Some of the pigs figure out that it's the collar that lets them into the feeding pen, and if they see a loose collar lying on the ground they'll pick it up and carry it over to the pen and use it to get inside. In that case confirmation bias has led to the correct conclusion about the nature of reality.
But other pigs develop superstitions, also based in confirmation bias, about the feeding trough inside the pen. I saw several who would walk over to the feeder and go inside when the door opened, then approach the feed trough and start doing some purposeful behavior like repeatedly stomping their feet on the ground. They kept doing this until their heads happened to move close enough to the pen scanner to read their tags and deliver their food. Obviously they had had food delivered a couple of times when they happened to be stomping their feet, and they'd concluded it was the foot stomping that got them food.

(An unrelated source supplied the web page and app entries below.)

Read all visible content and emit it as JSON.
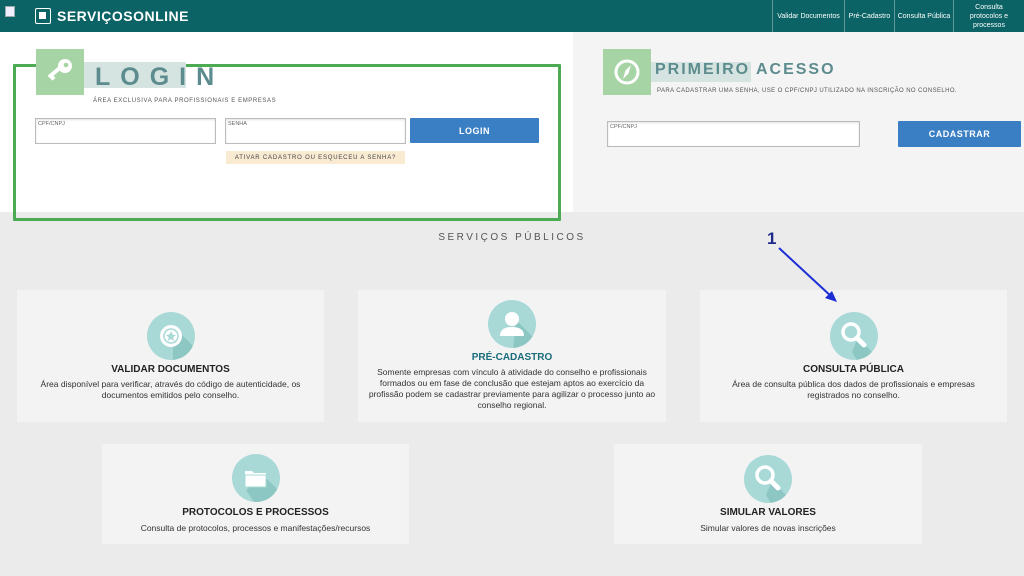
{
  "header": {
    "logo_text": "SERVIÇOSONLINE",
    "nav": [
      "Validar Documentos",
      "Pré-Cadastro",
      "Consulta Pública",
      "Consulta protocolos e processos"
    ]
  },
  "login": {
    "title": "LOGIN",
    "subtitle": "ÁREA EXCLUSIVA PARA PROFISSIONAIS E EMPRESAS",
    "cpf_label": "CPF/CNPJ",
    "senha_label": "SENHA",
    "button": "LOGIN",
    "forgot": "ATIVAR CADASTRO OU ESQUECEU A SENHA?"
  },
  "access": {
    "title": "PRIMEIRO ACESSO",
    "subtitle": "PARA CADASTRAR UMA SENHA, USE O CPF/CNPJ UTILIZADO NA INSCRIÇÃO NO CONSELHO.",
    "cpf_label": "CPF/CNPJ",
    "button": "CADASTRAR"
  },
  "services": {
    "title": "SERVIÇOS PÚBLICOS",
    "cards": [
      {
        "title": "VALIDAR DOCUMENTOS",
        "desc": "Área disponível para verificar, através do código de autenticidade, os documentos emitidos pelo conselho."
      },
      {
        "title": "PRÉ-CADASTRO",
        "desc": "Somente empresas com vínculo à atividade do conselho e profissionais formados ou em fase de conclusão que estejam aptos ao exercício da profissão podem se cadastrar previamente para agilizar o processo junto ao conselho regional."
      },
      {
        "title": "CONSULTA PÚBLICA",
        "desc": "Área de consulta pública dos dados de profissionais e empresas registrados no conselho."
      },
      {
        "title": "PROTOCOLOS E PROCESSOS",
        "desc": "Consulta de protocolos, processos e manifestações/recursos"
      },
      {
        "title": "SIMULAR VALORES",
        "desc": "Simular valores de novas inscrições"
      }
    ]
  },
  "annotation": {
    "number": "1"
  },
  "colors": {
    "header": "#0b6365",
    "accent_green": "#4caa53",
    "button_blue": "#3a7ec4"
  }
}
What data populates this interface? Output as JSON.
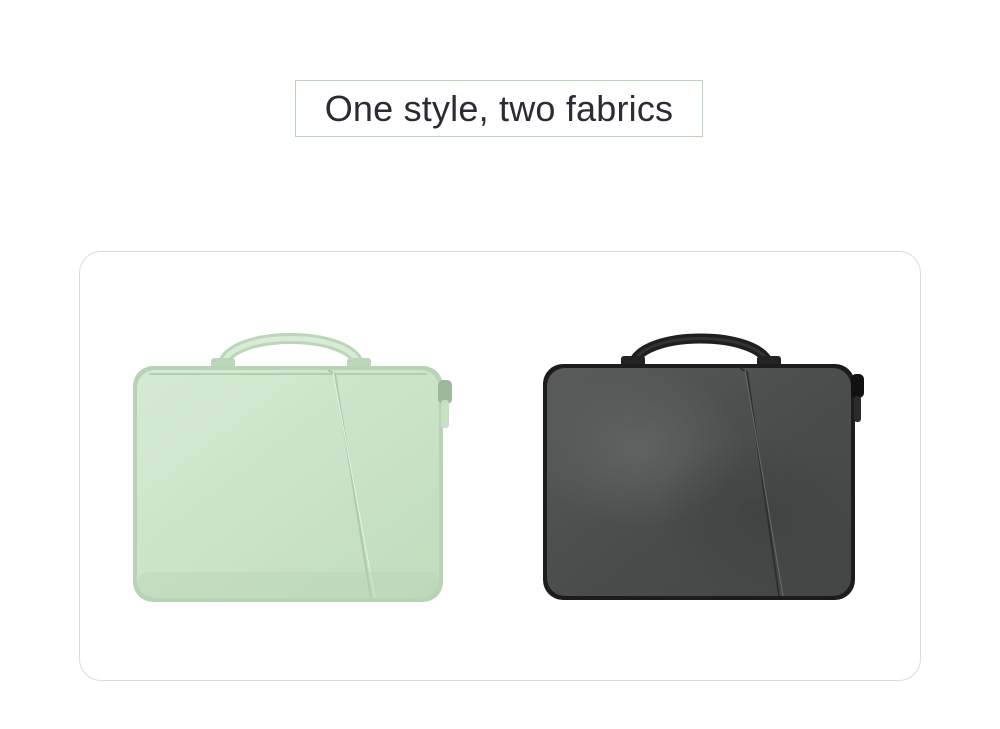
{
  "header": {
    "title": "One style, two fabrics"
  },
  "colors": {
    "title_border": "#b9d6bd",
    "title_text": "#2b2b33",
    "panel_border": "#dcdcdc",
    "green_fabric": "#cfe6cc",
    "gray_fabric": "#505251"
  },
  "products": [
    {
      "name": "green-sleeve-bag",
      "fabric_color": "#cfe6cc"
    },
    {
      "name": "gray-sleeve-bag",
      "fabric_color": "#505251"
    }
  ]
}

People and animals develop superstitions the exact same way. Our brains are wired to see connections and correlations, not coincidences and happenstance. Moreover, our brains are wired to believe that a correlation is also a cause. The same part of the brain that lets us learn what we need to know and find the things we need to stay alive is also the part of the brain that produces delusional thinking and conspiracy theories.
Small Extract from the bestseller "Animals in Translation" by Temple Grandin and Catherine Johnson published by Bloomsbury, 2005